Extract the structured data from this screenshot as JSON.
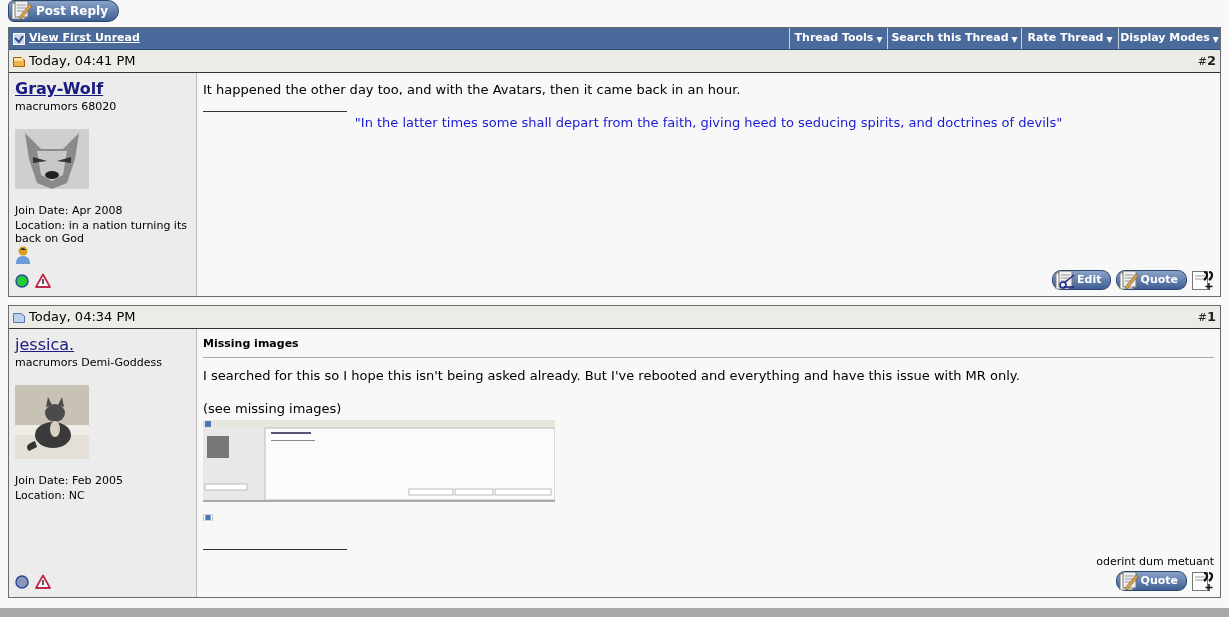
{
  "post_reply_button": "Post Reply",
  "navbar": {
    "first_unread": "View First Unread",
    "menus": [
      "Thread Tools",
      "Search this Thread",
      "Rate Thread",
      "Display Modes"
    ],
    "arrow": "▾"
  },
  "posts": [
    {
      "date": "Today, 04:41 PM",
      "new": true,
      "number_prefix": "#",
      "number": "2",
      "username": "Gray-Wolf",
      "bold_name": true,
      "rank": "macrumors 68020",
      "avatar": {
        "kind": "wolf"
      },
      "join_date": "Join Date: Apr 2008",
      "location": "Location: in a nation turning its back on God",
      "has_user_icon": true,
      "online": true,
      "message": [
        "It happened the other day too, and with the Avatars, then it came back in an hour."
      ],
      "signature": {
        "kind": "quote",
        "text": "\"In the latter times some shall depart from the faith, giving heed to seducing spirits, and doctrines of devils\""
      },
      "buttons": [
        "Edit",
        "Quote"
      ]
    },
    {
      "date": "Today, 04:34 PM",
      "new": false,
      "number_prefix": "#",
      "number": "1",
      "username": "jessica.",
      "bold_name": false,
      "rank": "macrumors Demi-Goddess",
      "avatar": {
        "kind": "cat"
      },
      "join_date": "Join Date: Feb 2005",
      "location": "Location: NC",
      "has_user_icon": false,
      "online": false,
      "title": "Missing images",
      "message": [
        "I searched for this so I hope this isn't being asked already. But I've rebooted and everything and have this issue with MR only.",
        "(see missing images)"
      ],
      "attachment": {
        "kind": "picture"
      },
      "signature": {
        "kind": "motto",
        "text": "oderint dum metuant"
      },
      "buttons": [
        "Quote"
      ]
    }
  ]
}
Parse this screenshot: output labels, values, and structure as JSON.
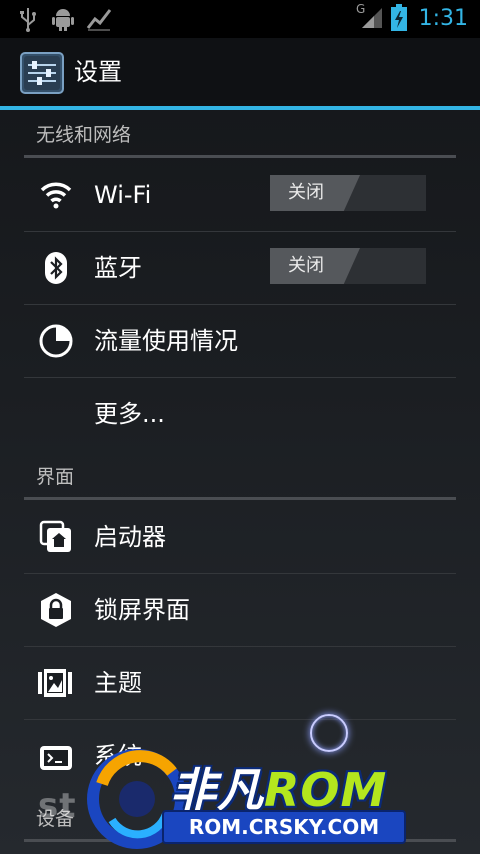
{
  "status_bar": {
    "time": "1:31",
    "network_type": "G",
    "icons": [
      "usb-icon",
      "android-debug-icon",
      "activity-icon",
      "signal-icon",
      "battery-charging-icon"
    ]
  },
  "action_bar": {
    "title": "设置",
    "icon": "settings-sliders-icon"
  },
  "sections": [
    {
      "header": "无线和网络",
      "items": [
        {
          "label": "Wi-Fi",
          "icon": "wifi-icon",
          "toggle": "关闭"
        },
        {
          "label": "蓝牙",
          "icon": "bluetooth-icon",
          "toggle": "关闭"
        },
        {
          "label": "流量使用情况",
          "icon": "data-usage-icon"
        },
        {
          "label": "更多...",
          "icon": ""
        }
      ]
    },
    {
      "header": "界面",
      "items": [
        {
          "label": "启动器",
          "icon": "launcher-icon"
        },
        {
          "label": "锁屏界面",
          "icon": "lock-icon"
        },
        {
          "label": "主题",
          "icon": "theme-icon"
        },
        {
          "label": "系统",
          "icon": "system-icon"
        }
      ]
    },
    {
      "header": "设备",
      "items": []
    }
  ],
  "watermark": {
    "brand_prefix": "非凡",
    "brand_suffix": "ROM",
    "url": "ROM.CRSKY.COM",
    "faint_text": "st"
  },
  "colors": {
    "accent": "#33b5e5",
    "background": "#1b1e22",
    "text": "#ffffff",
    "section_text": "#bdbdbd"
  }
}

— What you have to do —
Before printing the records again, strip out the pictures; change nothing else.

— Completed exercise —
Extract the structured data from this screenshot as JSON.
{
  "post_reply_button": "Post Reply",
  "navbar": {
    "first_unread": "View First Unread",
    "menus": [
      "Thread Tools",
      "Search this Thread",
      "Rate Thread",
      "Display Modes"
    ],
    "arrow": "▾"
  },
  "posts": [
    {
      "date": "Today, 04:41 PM",
      "new": true,
      "number_prefix": "#",
      "number": "2",
      "username": "Gray-Wolf",
      "bold_name": true,
      "rank": "macrumors 68020",
      "avatar": {
        "kind": "wolf"
      },
      "join_date": "Join Date: Apr 2008",
      "location": "Location: in a nation turning its back on God",
      "has_user_icon": true,
      "online": true,
      "message": [
        "It happened the other day too, and with the Avatars, then it came back in an hour."
      ],
      "signature": {
        "kind": "quote",
        "text": "\"In the latter times some shall depart from the faith, giving heed to seducing spirits, and doctrines of devils\""
      },
      "buttons": [
        "Edit",
        "Quote"
      ]
    },
    {
      "date": "Today, 04:34 PM",
      "new": false,
      "number_prefix": "#",
      "number": "1",
      "username": "jessica.",
      "bold_name": false,
      "rank": "macrumors Demi-Goddess",
      "avatar": {
        "kind": "cat"
      },
      "join_date": "Join Date: Feb 2005",
      "location": "Location: NC",
      "has_user_icon": false,
      "online": false,
      "title": "Missing images",
      "message": [
        "I searched for this so I hope this isn't being asked already. But I've rebooted and everything and have this issue with MR only.",
        "(see missing images)"
      ],
      "attachment": {
        "kind": "picture"
      },
      "signature": {
        "kind": "motto",
        "text": "oderint dum metuant"
      },
      "buttons": [
        "Quote"
      ]
    }
  ]
}
Parse this screenshot: output labels, values, and structure as JSON.
{
  "status_bar": {
    "time": "1:31",
    "network_type": "G",
    "icons": [
      "usb-icon",
      "android-debug-icon",
      "activity-icon",
      "signal-icon",
      "battery-charging-icon"
    ]
  },
  "action_bar": {
    "title": "设置",
    "icon": "settings-sliders-icon"
  },
  "sections": [
    {
      "header": "无线和网络",
      "items": [
        {
          "label": "Wi-Fi",
          "icon": "wifi-icon",
          "toggle": "关闭"
        },
        {
          "label": "蓝牙",
          "icon": "bluetooth-icon",
          "toggle": "关闭"
        },
        {
          "label": "流量使用情况",
          "icon": "data-usage-icon"
        },
        {
          "label": "更多...",
          "icon": ""
        }
      ]
    },
    {
      "header": "界面",
      "items": [
        {
          "label": "启动器",
          "icon": "launcher-icon"
        },
        {
          "label": "锁屏界面",
          "icon": "lock-icon"
        },
        {
          "label": "主题",
          "icon": "theme-icon"
        },
        {
          "label": "系统",
          "icon": "system-icon"
        }
      ]
    },
    {
      "header": "设备",
      "items": []
    }
  ],
  "watermark": {
    "brand_prefix": "非凡",
    "brand_suffix": "ROM",
    "url": "ROM.CRSKY.COM",
    "faint_text": "st"
  },
  "colors": {
    "accent": "#33b5e5",
    "background": "#1b1e22",
    "text": "#ffffff",
    "section_text": "#bdbdbd"
  }
}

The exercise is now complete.